TRY IT
Examine the records below. Report how many of their lines contain the word "Users", with no other content.

[RECORDS]

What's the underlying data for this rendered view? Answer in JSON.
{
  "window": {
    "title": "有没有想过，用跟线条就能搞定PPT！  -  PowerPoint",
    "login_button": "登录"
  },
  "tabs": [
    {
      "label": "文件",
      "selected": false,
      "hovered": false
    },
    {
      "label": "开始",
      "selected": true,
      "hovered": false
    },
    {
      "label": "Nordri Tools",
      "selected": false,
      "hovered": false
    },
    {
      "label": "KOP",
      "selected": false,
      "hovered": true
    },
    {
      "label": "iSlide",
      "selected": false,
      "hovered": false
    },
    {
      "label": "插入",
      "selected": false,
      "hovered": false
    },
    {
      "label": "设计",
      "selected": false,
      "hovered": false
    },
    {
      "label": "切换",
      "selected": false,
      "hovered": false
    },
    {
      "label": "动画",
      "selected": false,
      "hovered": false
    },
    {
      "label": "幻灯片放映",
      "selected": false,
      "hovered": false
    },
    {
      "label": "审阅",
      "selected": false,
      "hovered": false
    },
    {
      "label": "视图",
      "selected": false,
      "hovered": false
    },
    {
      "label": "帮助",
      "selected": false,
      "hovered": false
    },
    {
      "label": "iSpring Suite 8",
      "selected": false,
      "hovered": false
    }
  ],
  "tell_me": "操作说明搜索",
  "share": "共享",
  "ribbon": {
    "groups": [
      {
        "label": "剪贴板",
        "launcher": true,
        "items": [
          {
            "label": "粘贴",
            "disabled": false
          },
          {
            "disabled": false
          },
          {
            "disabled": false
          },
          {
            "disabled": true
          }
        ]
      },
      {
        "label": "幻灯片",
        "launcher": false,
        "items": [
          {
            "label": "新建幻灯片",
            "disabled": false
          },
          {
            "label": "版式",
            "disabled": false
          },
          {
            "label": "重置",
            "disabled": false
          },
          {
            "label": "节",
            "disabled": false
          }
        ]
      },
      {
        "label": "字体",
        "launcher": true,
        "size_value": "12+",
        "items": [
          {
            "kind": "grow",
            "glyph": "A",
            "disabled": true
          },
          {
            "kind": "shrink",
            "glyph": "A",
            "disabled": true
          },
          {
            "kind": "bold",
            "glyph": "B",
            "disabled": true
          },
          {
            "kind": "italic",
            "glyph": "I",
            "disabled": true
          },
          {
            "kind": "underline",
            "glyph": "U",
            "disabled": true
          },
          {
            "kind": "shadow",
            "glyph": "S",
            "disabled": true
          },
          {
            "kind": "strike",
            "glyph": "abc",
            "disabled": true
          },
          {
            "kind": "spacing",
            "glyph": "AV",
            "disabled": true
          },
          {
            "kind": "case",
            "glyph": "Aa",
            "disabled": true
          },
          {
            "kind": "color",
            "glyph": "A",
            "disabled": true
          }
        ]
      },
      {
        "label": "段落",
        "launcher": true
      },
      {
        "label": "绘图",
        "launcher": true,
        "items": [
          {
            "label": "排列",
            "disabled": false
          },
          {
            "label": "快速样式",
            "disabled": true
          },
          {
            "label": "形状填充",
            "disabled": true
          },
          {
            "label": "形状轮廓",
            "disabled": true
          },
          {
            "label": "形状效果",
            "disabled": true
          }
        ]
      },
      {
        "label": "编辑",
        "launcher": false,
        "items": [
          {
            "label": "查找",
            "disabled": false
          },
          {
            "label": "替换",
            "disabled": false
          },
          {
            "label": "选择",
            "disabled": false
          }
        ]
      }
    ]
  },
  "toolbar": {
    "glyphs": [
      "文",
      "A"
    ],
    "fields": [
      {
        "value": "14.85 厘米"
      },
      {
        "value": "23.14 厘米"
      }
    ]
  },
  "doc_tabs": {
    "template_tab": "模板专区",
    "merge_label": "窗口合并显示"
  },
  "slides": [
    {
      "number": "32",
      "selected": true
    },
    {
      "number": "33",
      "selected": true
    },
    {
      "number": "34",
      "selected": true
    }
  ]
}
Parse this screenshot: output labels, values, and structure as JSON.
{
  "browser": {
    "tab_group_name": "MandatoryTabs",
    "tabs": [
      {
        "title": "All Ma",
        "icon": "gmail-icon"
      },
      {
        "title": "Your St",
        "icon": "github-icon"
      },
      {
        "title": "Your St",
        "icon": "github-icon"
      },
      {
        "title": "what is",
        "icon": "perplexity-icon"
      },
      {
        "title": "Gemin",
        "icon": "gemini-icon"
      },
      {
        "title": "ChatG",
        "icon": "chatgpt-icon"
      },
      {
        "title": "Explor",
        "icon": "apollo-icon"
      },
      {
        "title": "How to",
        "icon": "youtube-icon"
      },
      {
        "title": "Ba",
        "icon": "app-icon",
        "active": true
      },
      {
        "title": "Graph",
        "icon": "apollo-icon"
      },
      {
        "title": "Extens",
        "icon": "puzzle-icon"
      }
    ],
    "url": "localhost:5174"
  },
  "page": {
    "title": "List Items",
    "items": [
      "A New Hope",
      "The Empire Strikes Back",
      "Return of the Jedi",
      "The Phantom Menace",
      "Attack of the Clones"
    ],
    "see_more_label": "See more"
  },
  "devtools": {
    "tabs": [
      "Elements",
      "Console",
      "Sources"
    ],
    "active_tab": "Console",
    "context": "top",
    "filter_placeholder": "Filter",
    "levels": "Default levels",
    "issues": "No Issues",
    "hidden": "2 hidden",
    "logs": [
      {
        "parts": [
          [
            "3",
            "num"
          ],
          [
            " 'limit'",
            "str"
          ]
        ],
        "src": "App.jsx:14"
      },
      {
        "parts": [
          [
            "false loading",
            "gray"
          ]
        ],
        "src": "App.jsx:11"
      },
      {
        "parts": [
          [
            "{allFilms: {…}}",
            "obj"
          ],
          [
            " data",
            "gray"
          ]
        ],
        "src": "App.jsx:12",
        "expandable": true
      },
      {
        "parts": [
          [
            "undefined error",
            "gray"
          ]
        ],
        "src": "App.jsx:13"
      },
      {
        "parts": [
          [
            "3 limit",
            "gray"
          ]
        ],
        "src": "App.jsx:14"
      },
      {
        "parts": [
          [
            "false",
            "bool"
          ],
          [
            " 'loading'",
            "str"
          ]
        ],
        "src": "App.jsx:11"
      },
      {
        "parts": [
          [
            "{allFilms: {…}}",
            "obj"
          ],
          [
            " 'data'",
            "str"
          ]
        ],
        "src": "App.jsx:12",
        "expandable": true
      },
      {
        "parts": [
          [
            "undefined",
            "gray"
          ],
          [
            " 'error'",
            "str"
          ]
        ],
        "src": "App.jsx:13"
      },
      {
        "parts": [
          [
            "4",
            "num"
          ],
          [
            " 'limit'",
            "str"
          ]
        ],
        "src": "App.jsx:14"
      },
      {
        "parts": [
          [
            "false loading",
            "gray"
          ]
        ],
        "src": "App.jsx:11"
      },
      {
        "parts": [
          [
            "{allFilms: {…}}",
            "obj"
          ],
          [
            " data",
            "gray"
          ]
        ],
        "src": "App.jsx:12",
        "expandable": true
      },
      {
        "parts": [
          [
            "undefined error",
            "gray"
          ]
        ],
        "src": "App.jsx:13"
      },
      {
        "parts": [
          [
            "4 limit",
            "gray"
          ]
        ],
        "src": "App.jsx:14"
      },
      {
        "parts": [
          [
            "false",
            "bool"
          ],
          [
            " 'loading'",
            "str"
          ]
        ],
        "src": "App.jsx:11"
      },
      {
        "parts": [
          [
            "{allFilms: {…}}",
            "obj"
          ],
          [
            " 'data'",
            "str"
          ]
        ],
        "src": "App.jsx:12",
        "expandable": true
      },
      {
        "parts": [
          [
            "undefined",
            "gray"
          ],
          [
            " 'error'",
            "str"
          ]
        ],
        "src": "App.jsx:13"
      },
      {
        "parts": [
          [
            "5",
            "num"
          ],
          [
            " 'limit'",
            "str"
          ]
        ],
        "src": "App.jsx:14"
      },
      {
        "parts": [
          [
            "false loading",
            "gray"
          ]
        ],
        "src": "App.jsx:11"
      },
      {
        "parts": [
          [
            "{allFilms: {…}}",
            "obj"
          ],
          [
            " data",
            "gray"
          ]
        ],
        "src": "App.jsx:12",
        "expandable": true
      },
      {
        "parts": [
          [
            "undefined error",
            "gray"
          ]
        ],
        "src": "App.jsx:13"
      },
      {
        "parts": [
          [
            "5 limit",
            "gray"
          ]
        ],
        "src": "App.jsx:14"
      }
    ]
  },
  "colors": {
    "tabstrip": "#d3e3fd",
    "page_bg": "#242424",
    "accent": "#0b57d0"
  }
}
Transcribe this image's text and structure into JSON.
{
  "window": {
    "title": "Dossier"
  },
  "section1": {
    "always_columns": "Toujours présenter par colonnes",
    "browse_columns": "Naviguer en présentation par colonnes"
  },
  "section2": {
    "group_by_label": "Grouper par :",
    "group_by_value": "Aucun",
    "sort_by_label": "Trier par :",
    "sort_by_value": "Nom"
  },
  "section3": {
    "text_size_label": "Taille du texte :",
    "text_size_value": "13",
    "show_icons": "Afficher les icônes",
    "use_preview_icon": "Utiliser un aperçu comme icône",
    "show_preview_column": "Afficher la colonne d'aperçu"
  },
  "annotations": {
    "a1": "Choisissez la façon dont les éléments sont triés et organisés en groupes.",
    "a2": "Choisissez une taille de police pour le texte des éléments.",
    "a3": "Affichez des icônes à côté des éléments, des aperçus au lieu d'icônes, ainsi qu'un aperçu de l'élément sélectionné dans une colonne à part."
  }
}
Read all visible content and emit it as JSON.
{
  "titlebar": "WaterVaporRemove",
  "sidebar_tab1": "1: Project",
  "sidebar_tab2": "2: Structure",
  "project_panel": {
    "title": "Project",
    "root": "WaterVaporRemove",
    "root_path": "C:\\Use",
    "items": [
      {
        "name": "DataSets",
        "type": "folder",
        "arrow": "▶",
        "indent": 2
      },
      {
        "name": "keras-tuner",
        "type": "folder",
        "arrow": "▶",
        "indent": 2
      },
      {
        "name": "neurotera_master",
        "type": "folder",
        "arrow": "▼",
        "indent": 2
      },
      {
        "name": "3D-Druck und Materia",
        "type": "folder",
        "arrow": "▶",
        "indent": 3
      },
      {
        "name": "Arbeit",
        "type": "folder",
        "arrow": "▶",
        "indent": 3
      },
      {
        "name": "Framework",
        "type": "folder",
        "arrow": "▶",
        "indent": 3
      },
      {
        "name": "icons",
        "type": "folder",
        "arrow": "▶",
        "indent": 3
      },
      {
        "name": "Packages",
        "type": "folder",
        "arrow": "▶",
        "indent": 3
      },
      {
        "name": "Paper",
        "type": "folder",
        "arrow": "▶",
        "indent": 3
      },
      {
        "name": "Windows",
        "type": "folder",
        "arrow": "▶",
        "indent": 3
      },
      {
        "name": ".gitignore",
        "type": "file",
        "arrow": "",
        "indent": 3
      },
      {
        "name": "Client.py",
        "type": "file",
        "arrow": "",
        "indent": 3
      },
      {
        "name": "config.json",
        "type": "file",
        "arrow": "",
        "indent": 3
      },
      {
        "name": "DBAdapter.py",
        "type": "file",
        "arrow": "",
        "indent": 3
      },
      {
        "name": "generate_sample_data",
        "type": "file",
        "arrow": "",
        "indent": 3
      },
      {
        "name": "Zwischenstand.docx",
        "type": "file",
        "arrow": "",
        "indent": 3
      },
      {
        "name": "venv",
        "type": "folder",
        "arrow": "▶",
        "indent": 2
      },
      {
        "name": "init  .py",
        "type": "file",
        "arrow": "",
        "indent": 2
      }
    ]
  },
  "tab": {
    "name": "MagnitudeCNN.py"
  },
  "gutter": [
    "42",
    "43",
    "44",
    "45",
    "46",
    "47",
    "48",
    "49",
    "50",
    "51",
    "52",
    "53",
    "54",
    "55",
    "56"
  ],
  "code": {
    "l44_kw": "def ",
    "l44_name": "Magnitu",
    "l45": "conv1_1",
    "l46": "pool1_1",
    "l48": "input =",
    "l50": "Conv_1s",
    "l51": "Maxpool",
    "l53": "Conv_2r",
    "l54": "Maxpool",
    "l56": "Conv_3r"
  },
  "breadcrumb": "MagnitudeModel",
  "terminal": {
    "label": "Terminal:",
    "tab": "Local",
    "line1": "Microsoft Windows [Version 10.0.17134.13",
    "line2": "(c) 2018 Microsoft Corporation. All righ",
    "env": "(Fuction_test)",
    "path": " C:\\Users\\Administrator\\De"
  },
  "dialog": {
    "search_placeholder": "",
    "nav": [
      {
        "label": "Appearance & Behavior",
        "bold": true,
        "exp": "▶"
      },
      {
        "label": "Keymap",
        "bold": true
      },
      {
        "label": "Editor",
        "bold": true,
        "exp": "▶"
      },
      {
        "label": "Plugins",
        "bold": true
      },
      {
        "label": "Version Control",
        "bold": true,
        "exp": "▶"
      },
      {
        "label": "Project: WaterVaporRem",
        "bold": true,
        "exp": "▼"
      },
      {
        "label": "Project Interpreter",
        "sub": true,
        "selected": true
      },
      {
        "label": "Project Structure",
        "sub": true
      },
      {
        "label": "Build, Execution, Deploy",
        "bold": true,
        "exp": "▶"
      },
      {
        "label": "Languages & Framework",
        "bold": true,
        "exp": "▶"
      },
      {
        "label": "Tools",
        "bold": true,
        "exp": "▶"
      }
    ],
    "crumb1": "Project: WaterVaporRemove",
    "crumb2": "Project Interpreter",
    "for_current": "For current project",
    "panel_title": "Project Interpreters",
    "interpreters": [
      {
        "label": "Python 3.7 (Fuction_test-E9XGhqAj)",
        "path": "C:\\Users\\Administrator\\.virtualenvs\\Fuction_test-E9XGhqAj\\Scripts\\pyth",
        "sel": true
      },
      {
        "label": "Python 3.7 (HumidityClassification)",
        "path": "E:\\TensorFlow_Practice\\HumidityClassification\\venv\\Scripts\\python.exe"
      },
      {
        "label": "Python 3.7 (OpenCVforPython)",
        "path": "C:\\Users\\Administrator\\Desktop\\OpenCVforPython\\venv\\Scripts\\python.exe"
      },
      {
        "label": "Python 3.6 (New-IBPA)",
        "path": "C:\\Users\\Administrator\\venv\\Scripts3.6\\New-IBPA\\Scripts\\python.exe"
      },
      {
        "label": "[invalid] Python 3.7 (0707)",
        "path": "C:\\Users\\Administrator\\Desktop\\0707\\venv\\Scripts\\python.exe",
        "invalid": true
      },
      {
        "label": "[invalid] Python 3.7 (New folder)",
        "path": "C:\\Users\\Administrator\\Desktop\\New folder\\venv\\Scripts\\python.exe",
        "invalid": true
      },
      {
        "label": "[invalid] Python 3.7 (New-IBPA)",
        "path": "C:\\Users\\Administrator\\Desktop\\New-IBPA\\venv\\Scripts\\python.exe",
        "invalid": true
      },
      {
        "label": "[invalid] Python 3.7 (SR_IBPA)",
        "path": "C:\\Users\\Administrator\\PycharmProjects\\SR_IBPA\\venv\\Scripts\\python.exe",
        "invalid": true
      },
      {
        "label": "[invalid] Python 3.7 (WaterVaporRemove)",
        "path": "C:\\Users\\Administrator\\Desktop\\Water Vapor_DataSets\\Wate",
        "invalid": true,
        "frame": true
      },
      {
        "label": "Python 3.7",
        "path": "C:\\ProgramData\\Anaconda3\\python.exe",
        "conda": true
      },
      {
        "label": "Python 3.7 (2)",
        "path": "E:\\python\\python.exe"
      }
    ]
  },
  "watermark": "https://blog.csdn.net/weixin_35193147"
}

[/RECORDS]

RESULT FOR THIS EXERCISE
9